Duo, which is available for both Android and iOS, offers one-to-one video calling without many of the bells and whistles known from other apps: There are no stickers or birthday hats, there’s no group video chat and no way to send text messages to other participants.

Instead, Duo focuses on full-screen video calling with a very simple interface, and with an interesting feature dubbed Knock Knock that’s supposed to making video calls less intimidating: Users who are getting a video call can already see the participant who is calling on video before picking up, which is a bit like looking through a peephole before opening the door.

“Knock Knock makes video calling more spontaneous and welcoming, helping you connect with the person before you even pick up,” wrote Google principal software engineer Justin Uberti in a blog post Tuesday.

Google first announced Duo at its Google I/O developer conference in June, when it also previewed a new text messaging app called Allo. Both apps are just the latest in a long string of Google services to tackle messaging and personal communication. Back in 2013, Google introduced Hangouts as a one-stop app for video chatting and text messaging.

However, Hangouts was eclipsed by Facebook’s Messenger and other purpose-built messaging apps. Google told reporters this week that it will continue to support Hangouts, but shift the focus for the service to the enterprise.
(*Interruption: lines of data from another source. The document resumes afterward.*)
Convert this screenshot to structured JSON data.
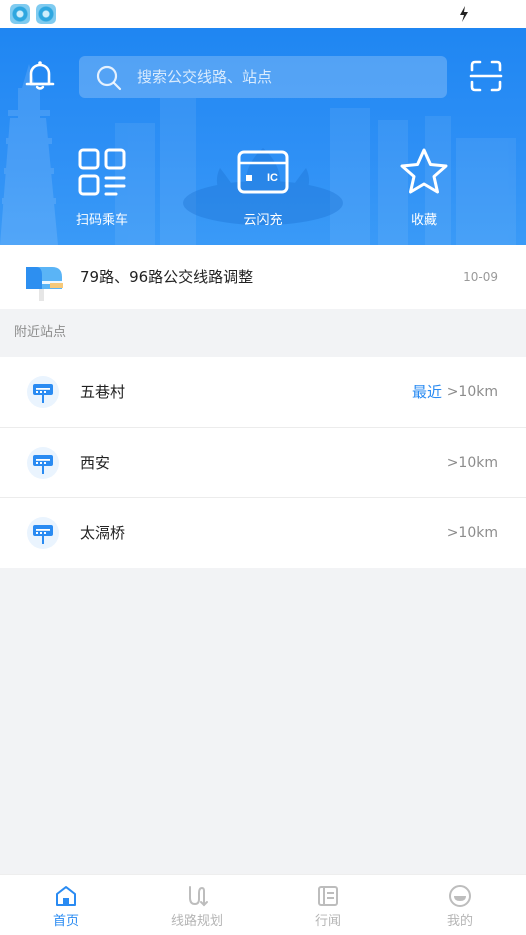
{
  "status_bar": {
    "app_icons": [
      "app-icon",
      "app-icon"
    ],
    "charging_icon": "lightning-bolt-icon"
  },
  "header": {
    "search_placeholder": "搜索公交线路、站点",
    "left_icon": "bell-icon",
    "right_icon": "scan-icon",
    "quick_actions": [
      {
        "label": "扫码乘车",
        "icon": "qr-code-icon"
      },
      {
        "label": "云闪充",
        "icon": "ic-card-icon",
        "card_text": "IC"
      },
      {
        "label": "收藏",
        "icon": "star-icon"
      }
    ],
    "accent_color": "#2a8bf2"
  },
  "notice": {
    "text": "79路、96路公交线路调整",
    "date": "10-09",
    "icon": "mailbox-icon"
  },
  "nearby": {
    "title": "附近站点",
    "stations": [
      {
        "name": "五巷村",
        "tag": "最近",
        "distance": ">10km"
      },
      {
        "name": "西安",
        "tag": "",
        "distance": ">10km"
      },
      {
        "name": "太滆桥",
        "tag": "",
        "distance": ">10km"
      }
    ]
  },
  "tabbar": {
    "tabs": [
      {
        "label": "首页",
        "icon": "home-icon",
        "active": true
      },
      {
        "label": "线路规划",
        "icon": "route-icon",
        "active": false
      },
      {
        "label": "行闻",
        "icon": "news-icon",
        "active": false
      },
      {
        "label": "我的",
        "icon": "profile-icon",
        "active": false
      }
    ]
  }
}
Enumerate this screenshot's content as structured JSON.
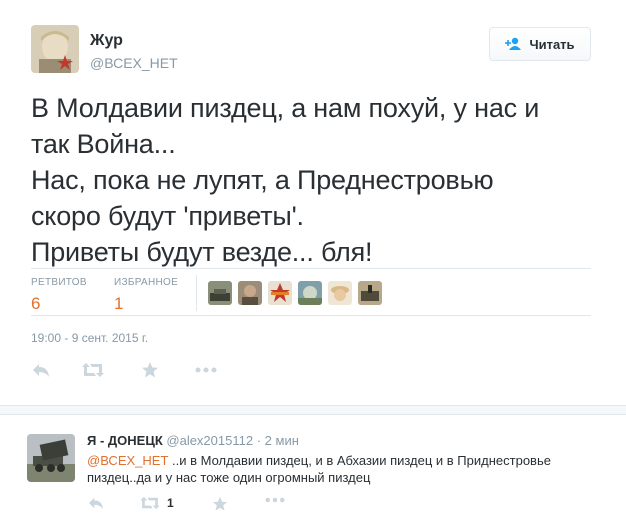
{
  "tweet": {
    "author_name": "Жур",
    "author_handle": "@ВСЕХ_НЕТ",
    "follow_label": "Читать",
    "text_lines": [
      "В Молдавии пиздец, а нам похуй, у нас и",
      "так Война...",
      "Нас, пока не лупят, а Преднестровью",
      "скоро будут 'приветы'.",
      "Приветы будут везде... бля!"
    ],
    "retweets_label": "РЕТВИТОВ",
    "retweets_count": "6",
    "favorites_label": "ИЗБРАННОЕ",
    "favorites_count": "1",
    "timestamp": "19:00 - 9 сент. 2015 г.",
    "actions": [
      "reply-icon",
      "retweet-icon",
      "favorite-icon",
      "more-icon"
    ]
  },
  "reply": {
    "author_name": "Я - ДОНЕЦК",
    "author_handle": "@alex2015112",
    "time": "· 2 мин",
    "mention": "@ВСЕХ_НЕТ",
    "text_line1": " ..и в Молдавии пиздец, и в Абхазии пиздец и в Приднестровье",
    "text_line2": "пиздец..да и у нас тоже один огромный пиздец",
    "retweet_count": "1",
    "actions": [
      "reply-icon",
      "retweet-icon",
      "favorite-icon",
      "more-icon"
    ]
  },
  "colors": {
    "accent": "#e0712f",
    "text": "#292f33",
    "muted": "#8899a6",
    "border": "#e1e8ed",
    "icon": "#ccd6dd"
  }
}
As part of that shift, Google is also shutting down Hangouts On Air, a live streaming feature built on top of the messaging service. Google said this week that it will discontinue Hangouts On Air in September, and transition all of its live streaming efforts to YouTube Live.